In America, Prokofiev met a young singer of Spanish extraction, Lina Llubera, who eventually became his first wife and the mother of two of his sons, Svyatoslav and Oleg. From the first days of the war, the composer's attention was centred on a very large-scale operatic project: an opera based on Leo Tolstoy's novel War and Peace. He was fascinated by the parallels between 1812, when Russia crushed Napoleon's invasion, and the then-current situation. The first version of the opera was completed by the summer of 1942, but subsequently the work was fundamentally revised, a task that occupied more than 10 years of intensive work. Those who heard it were struck both by the immense scale of the opera (13 scenes, more than 60 characters) and by its unique blend of epic narrative with lyrical scenes depicting the personal destinies of the major characters. An increasing predilection for national-epical imagery is manifested in the heroic majesty of the Symphony No. 5 in B Flat Major (1944) and in the music (composed 1942-45) for Eisenstein's two-part film Ivan the Terrible (Part I, 1944; Part II, 1948). Living in the Caucasus, in central Asia, and in the Urals, the composer was everywhere interested in the folklore, an interest that was reflected in the String Quartet No. 2 in F Major, on Kabardinian and Balkarian themes (1941), and in the comic opera Khan Buzai, on themes of Kazakh folktales. Documents of those troubled days are three piano sonatas, No. 6 (1940), No. 7 (1942), and No. 8 (1944), which are striking in the dramatic conflict of their images and in their irrepressible dynamism.

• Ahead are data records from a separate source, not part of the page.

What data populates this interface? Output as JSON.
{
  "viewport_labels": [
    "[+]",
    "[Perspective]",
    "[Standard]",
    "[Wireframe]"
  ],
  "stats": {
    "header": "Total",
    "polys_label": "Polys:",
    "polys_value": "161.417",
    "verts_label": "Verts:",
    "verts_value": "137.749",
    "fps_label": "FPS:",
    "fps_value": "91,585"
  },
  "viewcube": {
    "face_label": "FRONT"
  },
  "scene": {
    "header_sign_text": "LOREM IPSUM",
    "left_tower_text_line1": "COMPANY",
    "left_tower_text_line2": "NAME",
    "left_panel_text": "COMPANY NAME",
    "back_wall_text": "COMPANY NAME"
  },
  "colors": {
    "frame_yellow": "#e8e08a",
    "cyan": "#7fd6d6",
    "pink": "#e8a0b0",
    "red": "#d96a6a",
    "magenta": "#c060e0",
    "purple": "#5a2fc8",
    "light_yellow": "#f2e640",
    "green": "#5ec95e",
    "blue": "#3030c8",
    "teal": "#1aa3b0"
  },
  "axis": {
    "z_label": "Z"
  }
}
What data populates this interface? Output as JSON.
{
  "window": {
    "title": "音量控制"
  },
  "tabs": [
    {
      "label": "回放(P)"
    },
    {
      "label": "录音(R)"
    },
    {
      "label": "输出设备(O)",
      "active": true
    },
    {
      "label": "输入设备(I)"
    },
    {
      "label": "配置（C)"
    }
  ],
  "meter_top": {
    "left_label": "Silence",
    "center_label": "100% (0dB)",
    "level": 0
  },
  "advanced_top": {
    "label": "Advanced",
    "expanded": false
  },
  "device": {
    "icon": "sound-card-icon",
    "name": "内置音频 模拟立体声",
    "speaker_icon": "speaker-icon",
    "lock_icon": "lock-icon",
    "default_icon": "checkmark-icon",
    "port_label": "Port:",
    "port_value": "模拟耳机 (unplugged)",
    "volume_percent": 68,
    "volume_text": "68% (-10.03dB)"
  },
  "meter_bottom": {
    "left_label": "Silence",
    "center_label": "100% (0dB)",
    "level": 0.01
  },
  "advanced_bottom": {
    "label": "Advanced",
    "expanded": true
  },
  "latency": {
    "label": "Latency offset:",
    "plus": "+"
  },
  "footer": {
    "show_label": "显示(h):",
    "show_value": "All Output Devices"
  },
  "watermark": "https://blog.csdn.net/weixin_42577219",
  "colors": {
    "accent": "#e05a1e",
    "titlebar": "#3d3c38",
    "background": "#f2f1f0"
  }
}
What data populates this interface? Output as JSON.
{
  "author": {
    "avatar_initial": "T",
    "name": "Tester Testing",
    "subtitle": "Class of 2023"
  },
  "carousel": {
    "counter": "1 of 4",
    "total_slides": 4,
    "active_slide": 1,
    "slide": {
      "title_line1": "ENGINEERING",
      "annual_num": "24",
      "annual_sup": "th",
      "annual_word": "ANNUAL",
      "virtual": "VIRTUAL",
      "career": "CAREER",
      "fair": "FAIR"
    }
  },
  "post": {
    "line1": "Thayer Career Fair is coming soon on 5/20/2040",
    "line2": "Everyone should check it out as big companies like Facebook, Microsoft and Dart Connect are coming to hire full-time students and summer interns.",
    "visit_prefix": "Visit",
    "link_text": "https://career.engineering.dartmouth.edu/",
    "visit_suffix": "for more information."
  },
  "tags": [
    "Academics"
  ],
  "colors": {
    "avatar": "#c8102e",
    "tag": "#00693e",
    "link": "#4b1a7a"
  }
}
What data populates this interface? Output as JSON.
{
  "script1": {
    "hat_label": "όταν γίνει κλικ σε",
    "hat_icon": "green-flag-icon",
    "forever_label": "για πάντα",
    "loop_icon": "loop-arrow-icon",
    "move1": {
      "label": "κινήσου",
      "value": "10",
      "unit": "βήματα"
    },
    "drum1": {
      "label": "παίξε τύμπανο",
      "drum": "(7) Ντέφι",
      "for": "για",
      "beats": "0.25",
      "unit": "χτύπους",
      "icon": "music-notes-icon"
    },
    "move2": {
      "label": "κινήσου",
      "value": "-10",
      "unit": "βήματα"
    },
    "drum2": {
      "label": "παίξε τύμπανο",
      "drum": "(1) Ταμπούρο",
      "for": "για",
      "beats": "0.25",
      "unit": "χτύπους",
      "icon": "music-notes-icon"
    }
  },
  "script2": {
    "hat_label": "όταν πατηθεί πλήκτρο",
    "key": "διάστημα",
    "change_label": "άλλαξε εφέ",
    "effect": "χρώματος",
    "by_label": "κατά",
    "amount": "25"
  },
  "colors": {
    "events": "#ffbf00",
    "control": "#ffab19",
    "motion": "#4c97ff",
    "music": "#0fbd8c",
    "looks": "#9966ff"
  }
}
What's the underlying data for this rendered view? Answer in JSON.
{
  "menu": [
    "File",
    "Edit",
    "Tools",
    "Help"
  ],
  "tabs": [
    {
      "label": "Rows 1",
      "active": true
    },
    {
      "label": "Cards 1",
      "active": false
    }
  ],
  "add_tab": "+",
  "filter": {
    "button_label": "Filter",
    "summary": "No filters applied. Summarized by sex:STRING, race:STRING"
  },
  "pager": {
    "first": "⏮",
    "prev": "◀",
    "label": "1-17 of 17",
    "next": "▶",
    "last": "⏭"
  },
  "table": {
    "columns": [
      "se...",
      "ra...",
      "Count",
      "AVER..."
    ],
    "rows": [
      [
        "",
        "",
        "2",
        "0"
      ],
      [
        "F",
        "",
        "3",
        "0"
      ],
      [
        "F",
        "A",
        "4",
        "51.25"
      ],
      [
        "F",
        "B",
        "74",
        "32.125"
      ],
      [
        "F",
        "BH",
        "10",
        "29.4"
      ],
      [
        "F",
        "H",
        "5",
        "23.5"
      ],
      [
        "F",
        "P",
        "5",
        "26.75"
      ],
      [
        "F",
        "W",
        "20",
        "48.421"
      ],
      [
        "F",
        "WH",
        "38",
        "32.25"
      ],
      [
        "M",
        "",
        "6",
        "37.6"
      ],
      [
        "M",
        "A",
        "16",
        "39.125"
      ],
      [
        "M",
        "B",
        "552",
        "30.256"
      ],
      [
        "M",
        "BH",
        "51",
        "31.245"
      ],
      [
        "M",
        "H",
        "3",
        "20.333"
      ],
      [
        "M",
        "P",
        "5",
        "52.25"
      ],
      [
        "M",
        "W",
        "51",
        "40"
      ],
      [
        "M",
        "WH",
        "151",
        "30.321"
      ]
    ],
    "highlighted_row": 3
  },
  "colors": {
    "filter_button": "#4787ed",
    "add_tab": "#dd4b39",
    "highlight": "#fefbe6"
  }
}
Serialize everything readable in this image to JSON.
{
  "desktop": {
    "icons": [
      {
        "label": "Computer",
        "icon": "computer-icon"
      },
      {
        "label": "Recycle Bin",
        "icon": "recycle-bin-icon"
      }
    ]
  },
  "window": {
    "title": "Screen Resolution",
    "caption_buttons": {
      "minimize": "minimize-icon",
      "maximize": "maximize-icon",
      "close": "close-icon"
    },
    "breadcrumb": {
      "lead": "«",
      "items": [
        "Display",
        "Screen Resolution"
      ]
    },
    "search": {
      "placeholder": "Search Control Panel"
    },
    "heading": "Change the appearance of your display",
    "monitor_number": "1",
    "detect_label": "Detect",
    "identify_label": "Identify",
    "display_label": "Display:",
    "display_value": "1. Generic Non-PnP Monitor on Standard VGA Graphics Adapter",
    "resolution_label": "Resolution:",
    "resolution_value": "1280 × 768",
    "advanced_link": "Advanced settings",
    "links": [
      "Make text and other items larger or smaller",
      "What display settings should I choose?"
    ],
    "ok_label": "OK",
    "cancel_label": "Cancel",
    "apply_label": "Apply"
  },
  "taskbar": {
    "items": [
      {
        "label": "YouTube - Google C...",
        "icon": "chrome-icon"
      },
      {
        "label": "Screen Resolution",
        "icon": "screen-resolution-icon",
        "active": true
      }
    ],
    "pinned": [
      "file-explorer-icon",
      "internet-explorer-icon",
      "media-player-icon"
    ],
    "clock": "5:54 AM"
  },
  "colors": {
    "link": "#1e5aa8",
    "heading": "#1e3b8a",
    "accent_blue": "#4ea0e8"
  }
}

Overwork was fatal to the composer's health. During the last years of his life, Prokofiev seldom left his villa in a suburb of Moscow. His propensity for innovation, however, is still evident in such important works as the Symphony No. 6 in E Flat Minor (1945-47), which is laden with reminiscence of the tragedies of the war just past; the Sinfonia Concerto for Cello and Orchestra in E Minor (1950-52), composed with consultation from the conductor and cellist Mstislav Rostropovich; and the Violin Sonata in F Minor (1938-46), dedicated to the violinist David Oistrakh, which is in Russian folk imagery. Just as in earlier years, the composer devoted the greatest part of his energy to musical theatre: cases in point were the opera The Story of a Real Man (1947-48), the ballet The Stone Flower (1948-50), and the oratorio On Guard for Peace (1950). The lyrical Symphony No. 7 in C Sharp Minor (1951-52) was the composer's swan song.
In 1953 Prokofiev died suddenly of cerebral hemorrhage. On his worktable there remained a pile of unfinished compositions, including sketches for a 6th concerto for two pianos, a 10th and an 11th piano sonata, a Kazakh comic opera, and a solo violoncello sonata. The subsequent years saw a rapid growth of his popularity in the Soviet Union and abroad. In 1957 he was posthumously awarded the Soviet Union's highest honour, the Lenin Prize, for the Seventh Symphony.